lessons from friends #1 – kirk ort



Tonight marks the first post in a series called “Lessons from Friends.” Through various online writing sites and competitions, I’ve been exposed to others’ writing, have reviewed their work, and, of course, tried to learn from their example. In my case, I’ve wisely befriended most of these writers.

For my first “Lessons from Friends” post, I’d like to begin with an extraordinarily talented writer and my most stalwart and longstanding writing partner Kirk Ort.

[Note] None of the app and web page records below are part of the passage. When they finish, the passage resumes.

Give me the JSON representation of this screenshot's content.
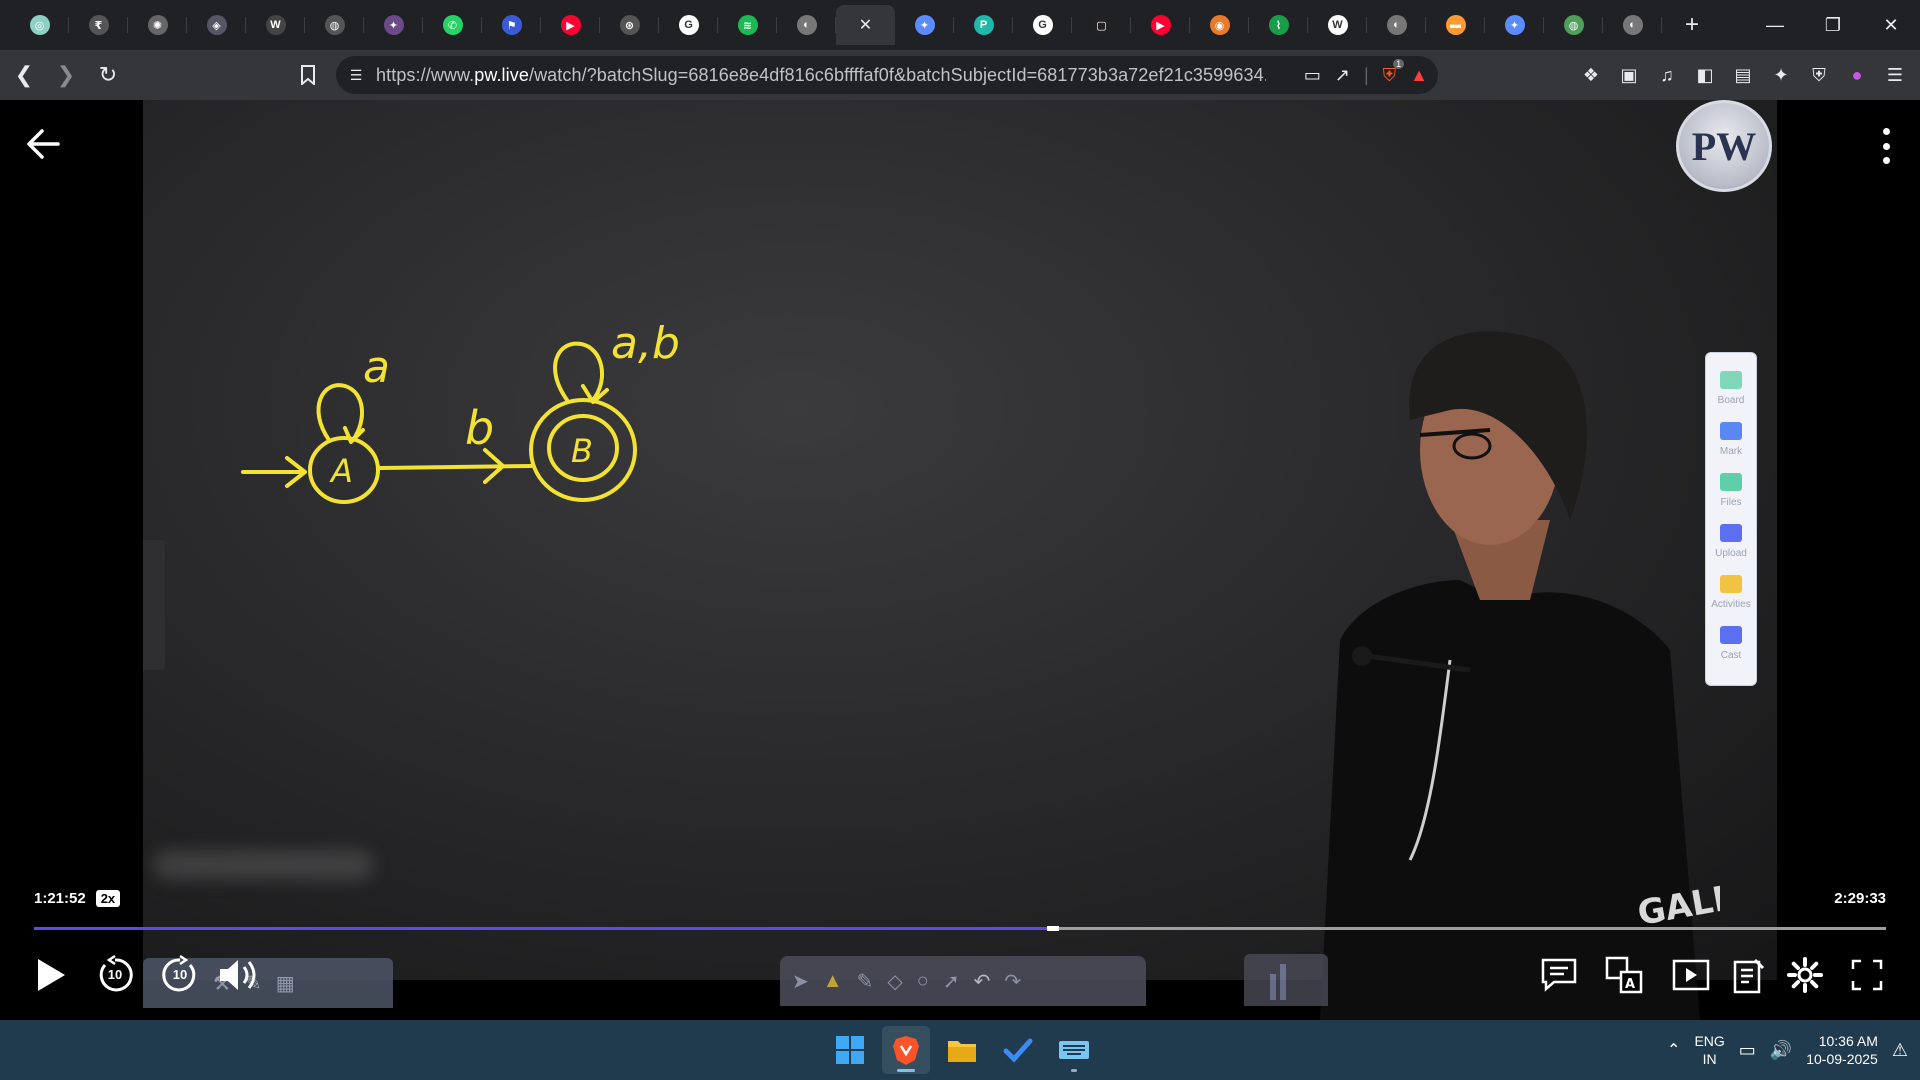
{
  "browser": {
    "tabs": [
      {
        "icon": "chatgpt-icon",
        "color": "#8fd0c4",
        "glyph": "◎"
      },
      {
        "icon": "coin-icon",
        "color": "#555",
        "glyph": "₹"
      },
      {
        "icon": "openai-icon",
        "color": "#666",
        "glyph": "✺"
      },
      {
        "icon": "game-icon",
        "color": "#556",
        "glyph": "◈"
      },
      {
        "icon": "wordpress-icon",
        "color": "#444",
        "glyph": "W"
      },
      {
        "icon": "grey-circle-icon",
        "color": "#555",
        "glyph": "◍"
      },
      {
        "icon": "purple-app-icon",
        "color": "#6b4a8a",
        "glyph": "✦"
      },
      {
        "icon": "whatsapp-icon",
        "color": "#25d366",
        "glyph": "✆"
      },
      {
        "icon": "bookmark-app-icon",
        "color": "#3b5bd6",
        "glyph": "⚑"
      },
      {
        "icon": "youtube-icon",
        "color": "#ff0033",
        "glyph": "▶"
      },
      {
        "icon": "nptel-icon",
        "color": "#555",
        "glyph": "⊛"
      },
      {
        "icon": "google-icon",
        "color": "#ffffff",
        "glyph": "G"
      },
      {
        "icon": "spotify-icon",
        "color": "#1db954",
        "glyph": "≋"
      },
      {
        "icon": "globe-icon",
        "color": "#777",
        "glyph": "◐"
      },
      {
        "icon": "active-tab-close-icon",
        "color": "",
        "glyph": "✕",
        "active": true
      },
      {
        "icon": "gemini-icon",
        "color": "#5b8cff",
        "glyph": "✦"
      },
      {
        "icon": "perplexity-icon",
        "color": "#20b8a8",
        "glyph": "P"
      },
      {
        "icon": "google-icon",
        "color": "#ffffff",
        "glyph": "G"
      },
      {
        "icon": "screen-icon",
        "color": "#222",
        "glyph": "▢"
      },
      {
        "icon": "youtube-icon",
        "color": "#ff0033",
        "glyph": "▶"
      },
      {
        "icon": "orange-globe-icon",
        "color": "#e87b2b",
        "glyph": "◉"
      },
      {
        "icon": "chart-app-icon",
        "color": "#1a9d4a",
        "glyph": "⌇"
      },
      {
        "icon": "wikipedia-icon",
        "color": "#ffffff",
        "glyph": "W"
      },
      {
        "icon": "globe-icon",
        "color": "#777",
        "glyph": "◐"
      },
      {
        "icon": "india-flag-icon",
        "color": "#ff9933",
        "glyph": "▬"
      },
      {
        "icon": "gemini-icon",
        "color": "#5b8cff",
        "glyph": "✦"
      },
      {
        "icon": "green-app-icon",
        "color": "#4f9e5a",
        "glyph": "◍"
      },
      {
        "icon": "globe-icon",
        "color": "#777",
        "glyph": "◐"
      }
    ],
    "url_prefix": "https://www.",
    "url_domain": "pw.live",
    "url_rest": "/watch/?batchSlug=6816e8e4df816c6bffffaf0f&batchSubjectId=681773b3a72ef21c3599634...",
    "brave_badge": "1"
  },
  "player": {
    "logo_text": "PW",
    "current_time": "1:21:52",
    "speed": "2x",
    "total_time": "2:29:33",
    "progress_fraction": 0.55,
    "skip_back_label": "10",
    "skip_fwd_label": "10",
    "board_drawing": {
      "state_a": "A",
      "state_b": "B",
      "loop_a_label": "a",
      "transition_label": "b",
      "loop_b_label": "a,b"
    },
    "side_panel": [
      {
        "label": "Board",
        "color": "#7fd6b9"
      },
      {
        "label": "Mark",
        "color": "#5b87f5"
      },
      {
        "label": "Files",
        "color": "#5fcfaa"
      },
      {
        "label": "Upload",
        "color": "#5b6ff0"
      },
      {
        "label": "Activities",
        "color": "#f2c243"
      },
      {
        "label": "Cast",
        "color": "#5b6ff0"
      }
    ]
  },
  "taskbar": {
    "lang_line1": "ENG",
    "lang_line2": "IN",
    "time": "10:36 AM",
    "date": "10-09-2025"
  }
}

Kirk specializes in historical fiction. Unlike me (I write contemporary stories), he has the particular burden or pleasure of transporting the reader to a wholly different place and time. One of the things I like about Kirk’s writing and the thing he does almost better than any writer I know is place the reader in the setting seamlessly. No long drawn-out Michener-esque descriptions in any of Kirk’s historical stories (in the 21st century, who among us has the luxury of indulging in description to the extent Michener did? And I liked James Michener. I read many of his books). Instead, Kirk pulls the reader into the scene efficiently and effectively via character’s actions. Take a look at  the opening paragraph to his newest book: THE ADVENTURES OF KATE DARLING.

“With a creak and a bang the hatch cover was thrown open and sunlight streamed down into the fetid cargo hold. Kate Darling, lying in a heap atop a bale of trade goods, raised her head and squinted into the dazzling light.”

The first sentence of his novel transports us to a castaway’s world on a sailing ship. In one sentence, through his careful choice of nouns and verbs (and two adjectives), he’s done a wondrous thing. Does anyone reading this not have a clear picture in his/her head of when and where this novel takes place within forty words?

A few paragraphs later, he combines action and description following direct dialogue, evoking Kate’s surroundings and Kate’s appearance herself in a sentence.

“All right, Mr. Smithers, I’ll go quietly,” said Kate. “And I do thank you for your many kindnesses.” She shook some of the dust and bits of filth from her skirt and adjusted the bodice of her frock to better accommodate its fulsome cargo before pulling herself onto the first steps of the ladder.”

I don’t think there are many readers among us who would say, “Gosh, you conveyed the setting while describing the action. I’m so bummed. I was looking forward to reading lots of exposition.”

Kirk’s writing taught me the value of conveying description without stopping the action, rather by incorporating it into the action.  Is it any wonder he won second place in our writing site’s strongest start competition.

Thanks, Kirk, for an exemplary lesson that I strive to include in my writing more than you know.

  • Top Posts

  • my author bio . . .

    I began writing creatively three years ago, fueled by midlife and a Curves' addiction. Since then, I have published short work in The Christian Science Monitor and Sirens Magazine in the same year. How's that for versatility!
    Sirens Magazine

    Sirens Magazine

    Also the Duck & Herring Company's Pocket Field Guide, The Giggle Water Review, Alighted, Wet Ink Press, America's Funniest Humor, Brilliant!, Laughter Loaf, Flash-Flooding, and the Greensilk Journal where my short story, "How I Boinked John Cusack" won editor's pick.
    The Greensilk Journal

    The Greensilk Journal

    My newest novel, THE SHAKER PROPOSAL, has received numerous accolades, the latest a fifth-place in the 2008 annual NWA (National Writing Association) Novel Contest.


    I am a marketing professional by vocation (but not by choice). My husband and I live in Lancaster County, Pennsylvania—the sounds, sites, smells, and flavors of which are a never-ending source of literary inspiration.